horn and sax sparring.

There’s a fog rolling through the hills,
tellin’ the rain
hold the ice, this is just too cool.

Bare branches, with pines the only green
in a landscape of white on brown.


A lone birch like a ghost that knows,
as blue as this feels,
there will be no blue sky.
And that so what refrain slips in
and out.

Narrow roads now,
winding through wet grass
lined with granite and marble.
A memorial among memorials,
some barely legible.
Everything here is blue,

except the pines, white now with big, heavy flakes.
Country roads skirt the mountains,
snow now a powder, hanging in the air like a fog.
Roads slicker than the music.
Hands tense on the wheel.

Piano eases through me,
slowly levels out, bringing me back to the lake,
out there somewhere, blue asleep within the white.


Frigid Delirium ~ prosery

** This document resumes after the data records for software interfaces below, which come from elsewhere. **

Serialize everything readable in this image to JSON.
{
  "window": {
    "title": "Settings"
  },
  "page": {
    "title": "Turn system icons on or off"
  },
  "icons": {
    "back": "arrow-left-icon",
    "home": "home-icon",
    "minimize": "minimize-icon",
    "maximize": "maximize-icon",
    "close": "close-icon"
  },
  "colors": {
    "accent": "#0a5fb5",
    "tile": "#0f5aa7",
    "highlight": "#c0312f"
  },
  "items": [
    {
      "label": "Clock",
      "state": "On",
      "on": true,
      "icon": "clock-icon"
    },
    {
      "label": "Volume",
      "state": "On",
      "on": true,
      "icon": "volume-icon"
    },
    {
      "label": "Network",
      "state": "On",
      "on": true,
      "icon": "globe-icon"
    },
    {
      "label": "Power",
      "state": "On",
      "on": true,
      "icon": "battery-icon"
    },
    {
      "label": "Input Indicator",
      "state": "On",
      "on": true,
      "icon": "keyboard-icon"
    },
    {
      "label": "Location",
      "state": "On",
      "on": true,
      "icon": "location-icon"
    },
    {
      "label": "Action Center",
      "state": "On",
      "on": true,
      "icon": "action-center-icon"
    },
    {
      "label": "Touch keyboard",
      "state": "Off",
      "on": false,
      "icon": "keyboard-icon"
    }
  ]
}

Frigid Delirium

The lights of my cabin far behind me, I search in conditions that favor no one and no thing, on a night that holds nothing but a wall of cold shifting amid howling winds.

As I plod ahead, all is disjointed, whiteouts removing any context from my surroundings. The bitterness of cold stings my face and wraps my body in a blanket that saps, rather than strengthening me. The dull ache that grips my fingers and toes means something. Something.

Direction no longer has any meaning. Left could be right, and forward seems irrelevant. My venture now seems pointless, any reason for following this course now lost to me.

Wondering if I’ll ever know again the warmth of a flaming hearth, I wade through the knee-deep snow, suddenly stepping into nothing as the snow closes around me. A cow is screaming across the arroyo.

This bit of flash fiction is my response to Prosery #7: Jim Harrison, presented by Linda at dVerse ~ Poets Pub. With Prosery, the challenge is to write a piece of flash fiction with a 144-word limit. Included in the bit of prose is to be a complete line from a poem. For this prompt, the line to be included is “A cow is screaming across the arroyo.” from Jim Harrison’s “Cow.” My flash fiction also meets the additional challenge of hitting the 144-word mark, exactly.

A Thought Crystallizes

A Thought Crystallizes

In the moment it reflects,
still water tells you
all you need to know.

Clouds in a November sky
appear or do not, suggesting
snow or denying it.

The leaves are raked, but still
they fall, oaks paying no mind
to storm fronts or frozen ponds.

As you enter your winter,
know it may dictate conditions,
but need not dictate outcome.